As Housing Associations are already painfully aware, Chancellor George Osborne has ordered a change to the rental formula used to calculate affordable and social rents.  The change will mean that Housing Associations will have to cut social housing rents by 1% per year for the four years from April 2016, with no regard for inflation.

It is estimated that this will lead to an effective reduction in average rents of around 12% by 2021, which may have a significant impact on Housing Association investment profiles.  Questions may be raised over Housing Association cash flows, their ability and appetite to raise finance to meet existing commitments and plans to build new homes.

Insofar as existing commitments are concerned, where a contract for the purchase of land no longer represents the value it previously did, it is worth reviewing the contract to see whether there may be any way of backing out of the contract.

There may, for example, be a contractual right for a buyer to terminate before completion, for specified reasons.  For example, development agreements often allow for termination if the seller/developer is in financial difficulties or if the build is not completed by a specified long-stop date.  These rights may be conditional or time-critical and therefore should be considered as soon as possible to assess whether exercise of the right is feasible. 

Even if there is no express contractual right to terminate, it may still be possible to terminate if the seller is in breach of any of its contractual obligations.  For example, a purchase may be a Section 106 scheme which is delivered through a development agreement.  Such agreements often contain a number of obligations on the developer, such as an obligation to build in accordance with an agreed specification.  If the seller/developer does not perform such obligations, an entitlement for the buyer to terminate the contract may arise. 

If there is a clear or arguable right to terminate, it may be possible to use that as a basis for renegotiation of the terms of the contract.   Alternatively, if there is no right to terminate, a buyer could consider simply refusing to complete the purchase under the contract.  However, that would usually provide the seller with a right either to rescind the contract and seek damages, or to force completion of the contract by a court action for specific performance.  

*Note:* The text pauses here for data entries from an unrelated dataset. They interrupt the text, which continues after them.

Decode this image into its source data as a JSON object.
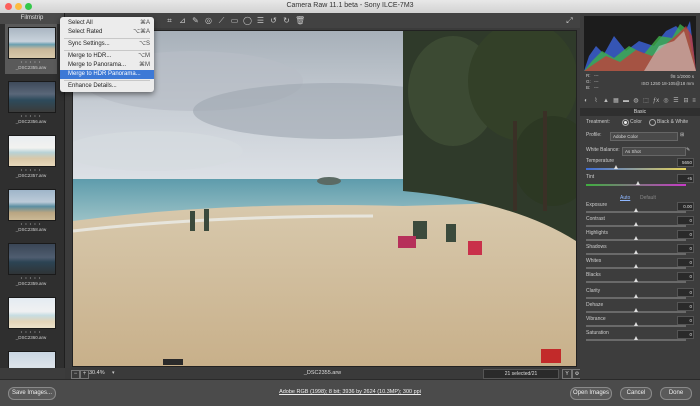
{
  "window": {
    "title": "Camera Raw 11.1 beta  -  Sony ILCE-7M3"
  },
  "filmstrip": {
    "header": "Filmstrip",
    "items": [
      {
        "name": "_DSC2355.arw",
        "stars": "• • • • •"
      },
      {
        "name": "_DSC2356.arw",
        "stars": "• • • • •"
      },
      {
        "name": "_DSC2357.arw",
        "stars": "• • • • •"
      },
      {
        "name": "_DSC2358.arw",
        "stars": "• • • • •"
      },
      {
        "name": "_DSC2359.arw",
        "stars": "• • • • •"
      },
      {
        "name": "_DSC2360.arw",
        "stars": "• • • • •"
      },
      {
        "name": "",
        "stars": ""
      }
    ]
  },
  "menu": {
    "items": [
      {
        "label": "Select All",
        "shortcut": "⌘A"
      },
      {
        "label": "Select Rated",
        "shortcut": "⌥⌘A"
      },
      {
        "label": "Sync Settings...",
        "shortcut": "⌥S"
      },
      {
        "label": "Merge to HDR...",
        "shortcut": "⌥M"
      },
      {
        "label": "Merge to Panorama...",
        "shortcut": "⌘M"
      },
      {
        "label": "Merge to HDR Panorama...",
        "shortcut": ""
      },
      {
        "label": "Enhance Details...",
        "shortcut": ""
      }
    ],
    "highlighted_index": 5
  },
  "status": {
    "zoom_value": "30.4%",
    "filename": "_DSC2355.arw",
    "selected_count": "21 selected/21"
  },
  "bottom": {
    "save_images": "Save Images...",
    "info_link": "Adobe RGB (1998); 8 bit; 3936 by 2624 (10.3MP); 300 ppi",
    "open_images": "Open Images",
    "cancel": "Cancel",
    "done": "Done"
  },
  "camera_info": {
    "r_label": "R:",
    "g_label": "G:",
    "b_label": "B:",
    "r_val": "---",
    "g_val": "---",
    "b_val": "---",
    "aperture_shutter": "f/8   1/2000 s",
    "iso_lens": "ISO 1250   18-105@18 mm"
  },
  "basic": {
    "panel_title": "Basic",
    "treatment_label": "Treatment:",
    "treatment_color": "Color",
    "treatment_bw": "Black & White",
    "profile_label": "Profile:",
    "profile_value": "Adobe Color",
    "wb_label": "White Balance:",
    "wb_value": "As Shot",
    "sliders": [
      {
        "label": "Temperature",
        "value": "5650",
        "position": 0.3
      },
      {
        "label": "Tint",
        "value": "+5",
        "position": 0.52
      }
    ],
    "auto": "Auto",
    "default": "Default",
    "tone": [
      {
        "label": "Exposure",
        "value": "0.00",
        "position": 0.5
      },
      {
        "label": "Contrast",
        "value": "0",
        "position": 0.5
      },
      {
        "label": "Highlights",
        "value": "0",
        "position": 0.5
      },
      {
        "label": "Shadows",
        "value": "0",
        "position": 0.5
      },
      {
        "label": "Whites",
        "value": "0",
        "position": 0.5
      },
      {
        "label": "Blacks",
        "value": "0",
        "position": 0.5
      }
    ],
    "presence": [
      {
        "label": "Clarity",
        "value": "0",
        "position": 0.5
      },
      {
        "label": "Dehaze",
        "value": "0",
        "position": 0.5
      },
      {
        "label": "Vibrance",
        "value": "0",
        "position": 0.5
      },
      {
        "label": "Saturation",
        "value": "0",
        "position": 0.5
      }
    ]
  },
  "colors": {
    "menu_highlight": "#3d79d6",
    "accent_green": "#4caf50"
  }
}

If you have contracts which you are reconsidering in the light of the budget changes, we would be happy to carry out a review of the contract and provide you with advice on the options open to you.